This exercise calls for all the entries that follow to be set down exactly, without their images.

- TASK INPUTS:
»»

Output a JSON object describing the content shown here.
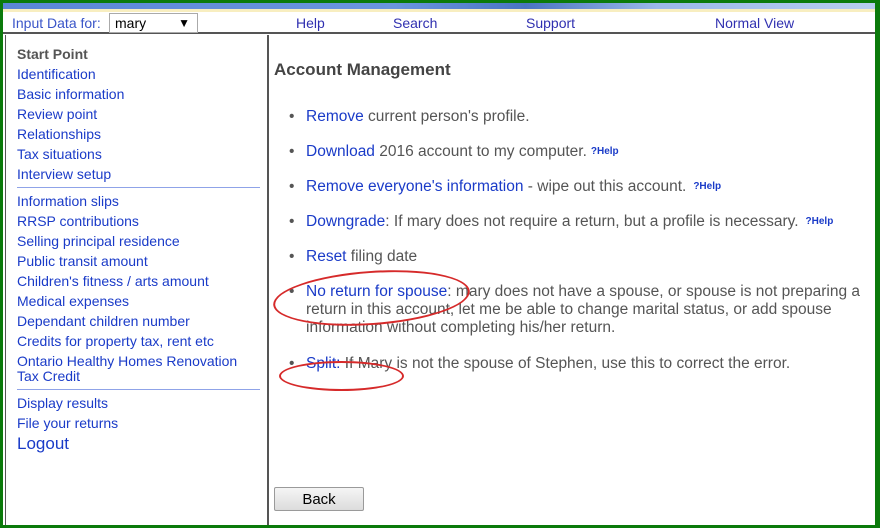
{
  "header": {
    "input_label": "Input Data for:",
    "person_select": {
      "value": "mary",
      "arrow_icon": "▼"
    },
    "nav": [
      {
        "label": "Help"
      },
      {
        "label": "Search"
      },
      {
        "label": "Support"
      },
      {
        "label": "Normal View"
      }
    ]
  },
  "sidebar": {
    "heading": "Start Point",
    "group1": [
      "Identification",
      "Basic information",
      "Review point",
      "Relationships",
      "Tax situations",
      "Interview setup"
    ],
    "group2": [
      "Information slips",
      "RRSP contributions",
      "Selling principal residence",
      "Public transit amount",
      "Children's fitness / arts amount",
      "Medical expenses",
      "Dependant children number",
      "Credits for property tax, rent etc",
      "Ontario Healthy Homes Renovation Tax Credit"
    ],
    "group3": [
      "Display results",
      "File your returns"
    ],
    "logout": "Logout"
  },
  "main": {
    "title": "Account Management",
    "items": [
      {
        "link": "Remove",
        "text": " current person's profile.",
        "help": ""
      },
      {
        "link": "Download",
        "text": " 2016 account to my computer.",
        "help": "?Help"
      },
      {
        "link": "Remove everyone's information",
        "text": " - wipe out this account.",
        "help": "?Help"
      },
      {
        "link": "Downgrade",
        "text": ": If mary does not require a return, but a profile is necessary.",
        "help": "?Help"
      },
      {
        "link": "Reset",
        "text": " filing date",
        "help": ""
      },
      {
        "link": "No return for spouse",
        "text": ": mary does not have a spouse, or spouse is not preparing a return in this account, let me be able to change marital status, or add spouse information without completing his/her return.",
        "help": ""
      },
      {
        "link": "Split:",
        "text": " If Mary is not the spouse of Stephen, use this to correct the error.",
        "help": ""
      }
    ],
    "back_label": "Back",
    "annotation_color": "#d62a2a"
  }
}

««

- REPLY:
Output a JSON object describing the content shown here.
{
  "header": {
    "input_label": "Input Data for:",
    "person_select": {
      "value": "mary",
      "arrow_icon": "▼"
    },
    "nav": [
      {
        "label": "Help"
      },
      {
        "label": "Search"
      },
      {
        "label": "Support"
      },
      {
        "label": "Normal View"
      }
    ]
  },
  "sidebar": {
    "heading": "Start Point",
    "group1": [
      "Identification",
      "Basic information",
      "Review point",
      "Relationships",
      "Tax situations",
      "Interview setup"
    ],
    "group2": [
      "Information slips",
      "RRSP contributions",
      "Selling principal residence",
      "Public transit amount",
      "Children's fitness / arts amount",
      "Medical expenses",
      "Dependant children number",
      "Credits for property tax, rent etc",
      "Ontario Healthy Homes Renovation Tax Credit"
    ],
    "group3": [
      "Display results",
      "File your returns"
    ],
    "logout": "Logout"
  },
  "main": {
    "title": "Account Management",
    "items": [
      {
        "link": "Remove",
        "text": " current person's profile.",
        "help": ""
      },
      {
        "link": "Download",
        "text": " 2016 account to my computer.",
        "help": "?Help"
      },
      {
        "link": "Remove everyone's information",
        "text": " - wipe out this account.",
        "help": "?Help"
      },
      {
        "link": "Downgrade",
        "text": ": If mary does not require a return, but a profile is necessary.",
        "help": "?Help"
      },
      {
        "link": "Reset",
        "text": " filing date",
        "help": ""
      },
      {
        "link": "No return for spouse",
        "text": ": mary does not have a spouse, or spouse is not preparing a return in this account, let me be able to change marital status, or add spouse information without completing his/her return.",
        "help": ""
      },
      {
        "link": "Split:",
        "text": " If Mary is not the spouse of Stephen, use this to correct the error.",
        "help": ""
      }
    ],
    "back_label": "Back",
    "annotation_color": "#d62a2a"
  }
}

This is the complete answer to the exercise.